When we were first deciding to adopt, Doc and I each went off to think the idea through. I was at a local farm market when I finally realized how I felt. I’d seen a dad with a young child in his basket, and the two were yakking away, obviously two peas in a pod. I hadn’t considered until that moment how much fun it would be to have a running buddy. So after all of my serious consideration, that was what sealed the deal for me. And that’s how it was with FD for a long time: daddy’s girl.
FD and I looked into each other’s eyes and told secrets, I could watch her think, and she offered, and we shared, long, tender hugs all the time. I found out later how deeply upset Doc was about being on the outside of our little club. I’m ashamed to say I didn’t notice. In our house — this is likely true in a lot of houses — Doc was the one who was the organizer, the Doer of Unfun Tasks, and here I was, getting all the sweet stuff. (It’s not that I didn’t change diapers, cook, or clean, but still.)
When FD turned 13, the tables abruptly turned. I understand this is all perfectly natural, but ow. Daddy’s girl is now mommy’s girl. The things FD cares about most are things Doc understands better than me. If either of us has a sixth sense now about what’s on FD’s mind, it’s Doc. And now I’m trained to wait for FD to offer hugs, lest she be repelled by my touch. We walk in silence together now. She still says, “I love you,” and I’m glad to hear it. If she didn’t say it, I wouldn’t know she still does.

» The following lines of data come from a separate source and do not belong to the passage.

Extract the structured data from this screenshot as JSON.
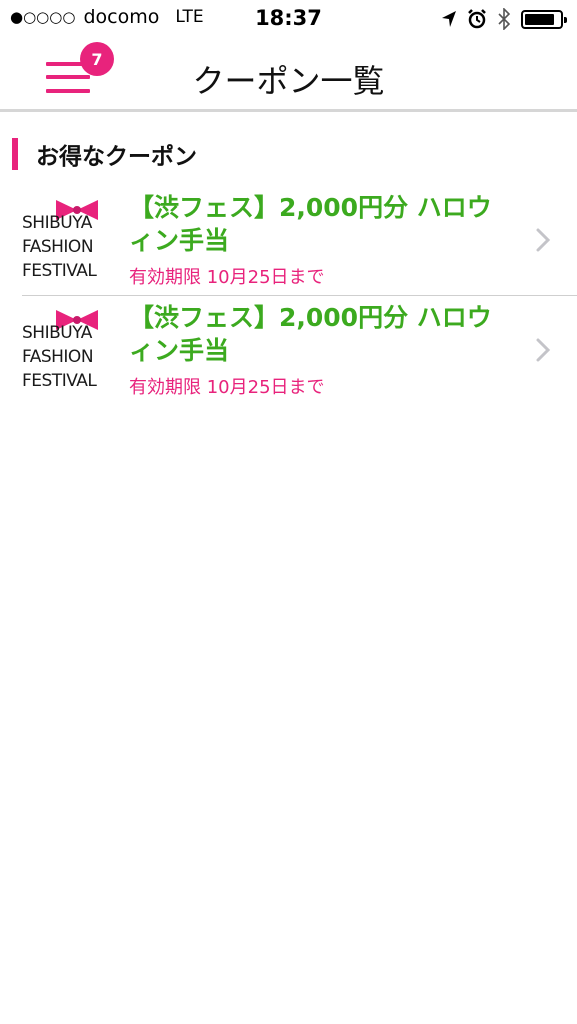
{
  "status_bar": {
    "signal": "●○○○○",
    "carrier": "docomo",
    "network": "LTE",
    "time": "18:37",
    "icons": [
      "location-arrow-icon",
      "alarm-icon",
      "bluetooth-icon",
      "battery-icon"
    ],
    "battery_level": 0.85
  },
  "nav": {
    "title": "クーポン一覧",
    "badge_count": "7",
    "accent_color": "#e8237c"
  },
  "section": {
    "title": "お得なクーポン"
  },
  "coupons": [
    {
      "logo_lines": [
        "SHIBUYA",
        "FASHION",
        "FESTIVAL"
      ],
      "title": "【渋フェス】2,000円分 ハロウィン手当",
      "expiry": "有効期限 10月25日まで"
    },
    {
      "logo_lines": [
        "SHIBUYA",
        "FASHION",
        "FESTIVAL"
      ],
      "title": "【渋フェス】2,000円分 ハロウィン手当",
      "expiry": "有効期限 10月25日まで"
    }
  ],
  "colors": {
    "title_green": "#3caa1f",
    "expiry_pink": "#e8237c"
  }
}
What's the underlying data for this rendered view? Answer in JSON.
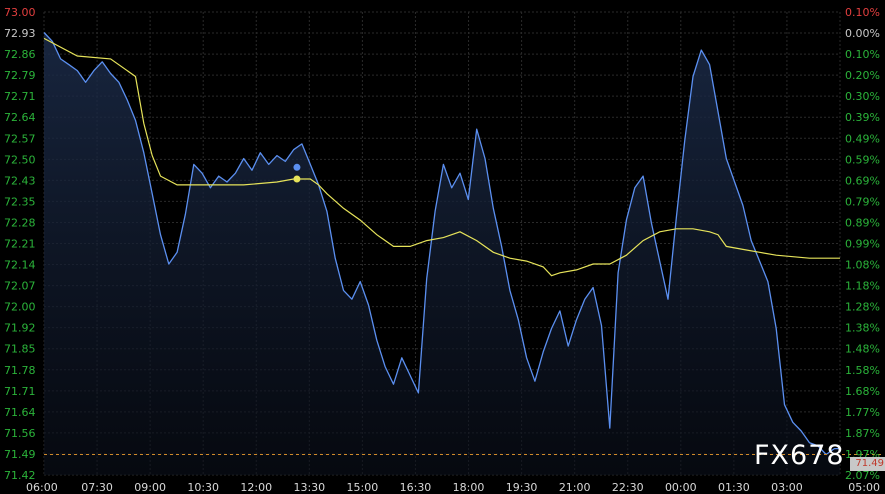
{
  "watermark": "FX678",
  "current_price_label": "71.49",
  "colors": {
    "background": "#000000",
    "grid": "#2a2a2a",
    "price_line": "#5b8ff0",
    "average_line": "#e6e35a",
    "axis_up": "#e33f3f",
    "axis_neutral": "#c8c8c8",
    "axis_down": "#2bb33a",
    "reference_line": "#d08a2a"
  },
  "chart_data": {
    "type": "line",
    "y_ticks": [
      "73.00",
      "72.93",
      "72.86",
      "72.79",
      "72.71",
      "72.64",
      "72.57",
      "72.50",
      "72.43",
      "72.35",
      "72.28",
      "72.21",
      "72.14",
      "72.07",
      "72.00",
      "71.92",
      "71.85",
      "71.78",
      "71.71",
      "71.64",
      "71.56",
      "71.49",
      "71.42"
    ],
    "pct_ticks": [
      "0.10%",
      "0.00%",
      "0.10%",
      "0.20%",
      "0.30%",
      "0.39%",
      "0.49%",
      "0.59%",
      "0.69%",
      "0.79%",
      "0.89%",
      "0.99%",
      "1.08%",
      "1.18%",
      "1.28%",
      "1.38%",
      "1.48%",
      "1.58%",
      "1.68%",
      "1.77%",
      "1.87%",
      "1.97%",
      "2.07%"
    ],
    "x_ticks": [
      "06:00",
      "07:30",
      "09:00",
      "10:30",
      "12:00",
      "13:30",
      "15:00",
      "16:30",
      "18:00",
      "19:30",
      "21:00",
      "22:30",
      "00:00",
      "01:30",
      "03:00",
      "05:00"
    ],
    "ylim": [
      71.42,
      73.0
    ],
    "reference_price": 71.49,
    "series": [
      {
        "values": [
          [
            0,
            72.93
          ],
          [
            0.25,
            72.9
          ],
          [
            0.5,
            72.84
          ],
          [
            0.75,
            72.82
          ],
          [
            1,
            72.8
          ],
          [
            1.25,
            72.76
          ],
          [
            1.5,
            72.8
          ],
          [
            1.75,
            72.83
          ],
          [
            2,
            72.79
          ],
          [
            2.25,
            72.76
          ],
          [
            2.5,
            72.7
          ],
          [
            2.75,
            72.63
          ],
          [
            3,
            72.52
          ],
          [
            3.25,
            72.38
          ],
          [
            3.5,
            72.24
          ],
          [
            3.75,
            72.14
          ],
          [
            4,
            72.18
          ],
          [
            4.25,
            72.31
          ],
          [
            4.5,
            72.48
          ],
          [
            4.75,
            72.45
          ],
          [
            5,
            72.4
          ],
          [
            5.25,
            72.44
          ],
          [
            5.5,
            72.42
          ],
          [
            5.75,
            72.45
          ],
          [
            6,
            72.5
          ],
          [
            6.25,
            72.46
          ],
          [
            6.5,
            72.52
          ],
          [
            6.75,
            72.48
          ],
          [
            7,
            72.51
          ],
          [
            7.25,
            72.49
          ],
          [
            7.5,
            72.53
          ],
          [
            7.75,
            72.55
          ],
          [
            8,
            72.48
          ],
          [
            8.25,
            72.41
          ],
          [
            8.5,
            72.32
          ],
          [
            8.75,
            72.16
          ],
          [
            9,
            72.05
          ],
          [
            9.25,
            72.02
          ],
          [
            9.5,
            72.08
          ],
          [
            9.75,
            72.0
          ],
          [
            10,
            71.88
          ],
          [
            10.25,
            71.79
          ],
          [
            10.5,
            71.73
          ],
          [
            10.75,
            71.82
          ],
          [
            11,
            71.76
          ],
          [
            11.25,
            71.7
          ],
          [
            11.5,
            72.09
          ],
          [
            11.75,
            72.32
          ],
          [
            12,
            72.48
          ],
          [
            12.25,
            72.4
          ],
          [
            12.5,
            72.45
          ],
          [
            12.75,
            72.36
          ],
          [
            13,
            72.6
          ],
          [
            13.25,
            72.5
          ],
          [
            13.5,
            72.33
          ],
          [
            13.75,
            72.2
          ],
          [
            14,
            72.05
          ],
          [
            14.25,
            71.95
          ],
          [
            14.5,
            71.82
          ],
          [
            14.75,
            71.74
          ],
          [
            15,
            71.84
          ],
          [
            15.25,
            71.92
          ],
          [
            15.5,
            71.98
          ],
          [
            15.75,
            71.86
          ],
          [
            16,
            71.95
          ],
          [
            16.25,
            72.02
          ],
          [
            16.5,
            72.06
          ],
          [
            16.75,
            71.93
          ],
          [
            17,
            71.58
          ],
          [
            17.25,
            72.11
          ],
          [
            17.5,
            72.29
          ],
          [
            17.75,
            72.4
          ],
          [
            18,
            72.44
          ],
          [
            18.25,
            72.28
          ],
          [
            18.5,
            72.15
          ],
          [
            18.75,
            72.02
          ],
          [
            19,
            72.3
          ],
          [
            19.25,
            72.56
          ],
          [
            19.5,
            72.78
          ],
          [
            19.75,
            72.87
          ],
          [
            20,
            72.82
          ],
          [
            20.25,
            72.66
          ],
          [
            20.5,
            72.5
          ],
          [
            20.75,
            72.42
          ],
          [
            21,
            72.34
          ],
          [
            21.25,
            72.22
          ],
          [
            21.5,
            72.15
          ],
          [
            21.75,
            72.08
          ],
          [
            22,
            71.92
          ],
          [
            22.25,
            71.66
          ],
          [
            22.5,
            71.6
          ],
          [
            22.75,
            71.57
          ],
          [
            23,
            71.53
          ],
          [
            23.25,
            71.52
          ],
          [
            23.5,
            71.49
          ],
          [
            23.75,
            71.51
          ],
          [
            23.917,
            71.51
          ]
        ]
      },
      {
        "values": [
          [
            0,
            72.91
          ],
          [
            1,
            72.85
          ],
          [
            2,
            72.84
          ],
          [
            2.75,
            72.78
          ],
          [
            3,
            72.62
          ],
          [
            3.25,
            72.51
          ],
          [
            3.5,
            72.44
          ],
          [
            4,
            72.41
          ],
          [
            5,
            72.41
          ],
          [
            6,
            72.41
          ],
          [
            7,
            72.42
          ],
          [
            7.5,
            72.43
          ],
          [
            8,
            72.43
          ],
          [
            8.25,
            72.41
          ],
          [
            8.5,
            72.38
          ],
          [
            9,
            72.33
          ],
          [
            9.5,
            72.29
          ],
          [
            10,
            72.24
          ],
          [
            10.5,
            72.2
          ],
          [
            11,
            72.2
          ],
          [
            11.5,
            72.22
          ],
          [
            12,
            72.23
          ],
          [
            12.5,
            72.25
          ],
          [
            13,
            72.22
          ],
          [
            13.5,
            72.18
          ],
          [
            14,
            72.16
          ],
          [
            14.5,
            72.15
          ],
          [
            15,
            72.13
          ],
          [
            15.25,
            72.1
          ],
          [
            15.5,
            72.11
          ],
          [
            16,
            72.12
          ],
          [
            16.5,
            72.14
          ],
          [
            17,
            72.14
          ],
          [
            17.5,
            72.17
          ],
          [
            18,
            72.22
          ],
          [
            18.5,
            72.25
          ],
          [
            19,
            72.26
          ],
          [
            19.5,
            72.26
          ],
          [
            20,
            72.25
          ],
          [
            20.25,
            72.24
          ],
          [
            20.5,
            72.2
          ],
          [
            21,
            72.19
          ],
          [
            21.5,
            72.18
          ],
          [
            22,
            72.17
          ],
          [
            23,
            72.16
          ],
          [
            23.917,
            72.16
          ]
        ]
      }
    ],
    "markers": [
      {
        "series": 0,
        "x": 7.6,
        "y": 72.47
      },
      {
        "series": 1,
        "x": 7.6,
        "y": 72.43
      }
    ]
  }
}
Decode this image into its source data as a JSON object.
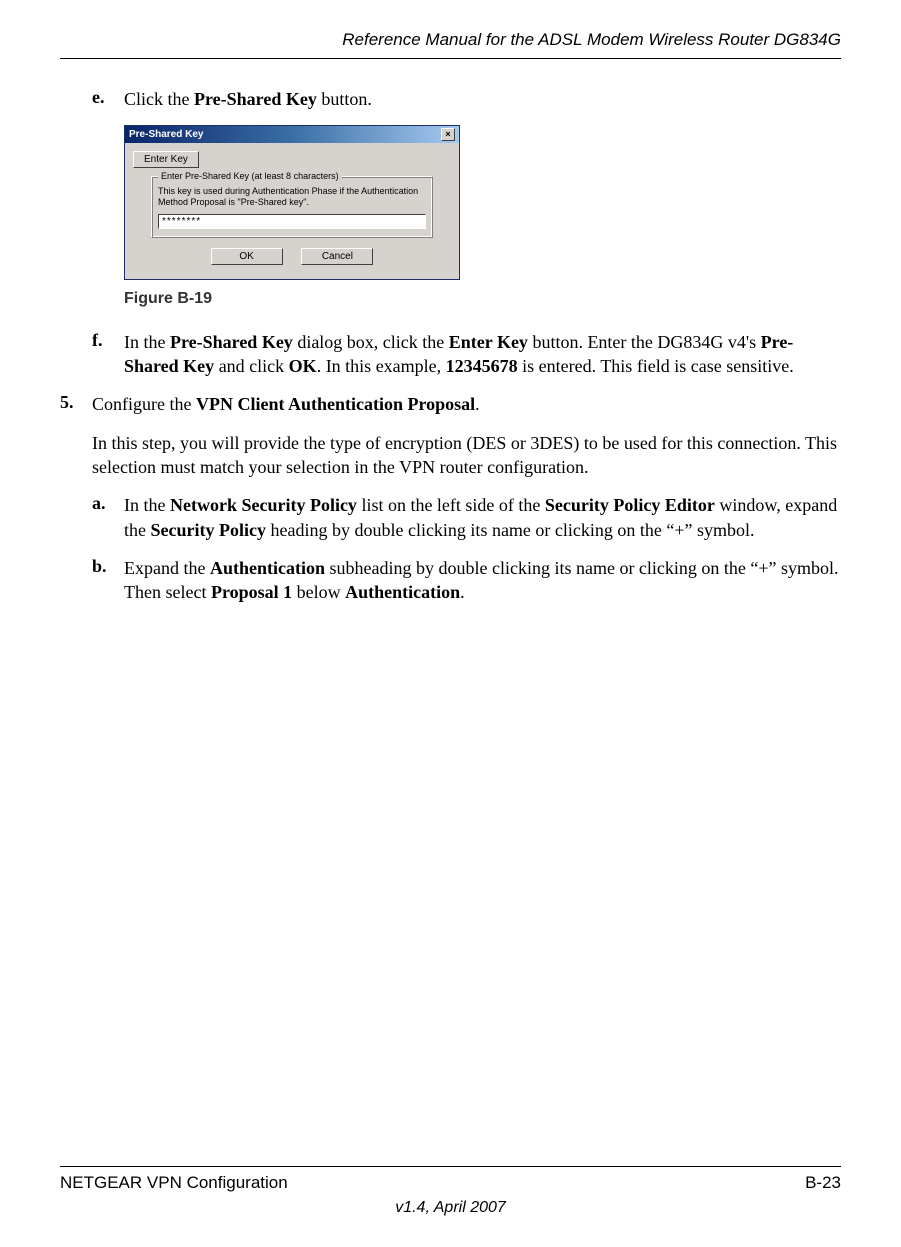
{
  "header": {
    "running_title": "Reference Manual for the ADSL Modem Wireless Router DG834G"
  },
  "steps": {
    "e": {
      "marker": "e.",
      "parts": [
        "Click the ",
        "Pre-Shared Key",
        " button."
      ]
    },
    "f": {
      "marker": "f.",
      "parts": [
        "In the ",
        "Pre-Shared Key",
        " dialog box, click the ",
        "Enter Key",
        " button. Enter the DG834G v4's ",
        "Pre-Shared Key",
        " and click ",
        "OK",
        ". In this example, ",
        "12345678",
        " is entered. This field is case sensitive."
      ]
    },
    "s5": {
      "marker": "5.",
      "parts": [
        "Configure the ",
        "VPN Client Authentication Proposal",
        "."
      ]
    },
    "s5_para": "In this step, you will provide the type of encryption (DES or 3DES) to be used for this connection. This selection must match your selection in the VPN router configuration.",
    "a": {
      "marker": "a.",
      "parts": [
        "In the ",
        "Network Security Policy",
        " list on the left side of the ",
        "Security Policy Editor",
        " window, expand the ",
        "Security Policy",
        " heading by double clicking its name or clicking on the “+” symbol."
      ]
    },
    "b": {
      "marker": "b.",
      "parts": [
        "Expand the ",
        "Authentication",
        " subheading by double clicking its name or clicking on the “+” symbol. Then select ",
        "Proposal 1",
        " below ",
        "Authentication",
        "."
      ]
    }
  },
  "figure": {
    "caption": "Figure B-19",
    "dialog": {
      "title": "Pre-Shared Key",
      "close": "×",
      "enter_key_btn": "Enter Key",
      "group_label": "Enter Pre-Shared Key (at least 8 characters)",
      "group_text": "This key is used during Authentication Phase if the Authentication Method Proposal is \"Pre-Shared key\".",
      "input_value": "********",
      "ok": "OK",
      "cancel": "Cancel"
    }
  },
  "footer": {
    "left": "NETGEAR VPN Configuration",
    "right": "B-23",
    "version": "v1.4, April 2007"
  }
}
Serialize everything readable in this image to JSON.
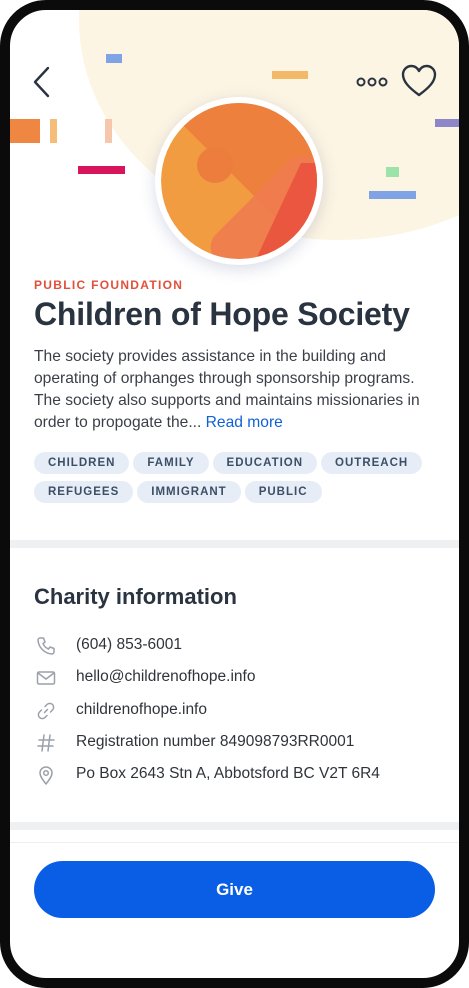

I totally understand this is all the way it should be. I’m happy for Doc. And I get that this is my first taste of her growing up and moving on. It’s all good. But I miss my daddy’s girl.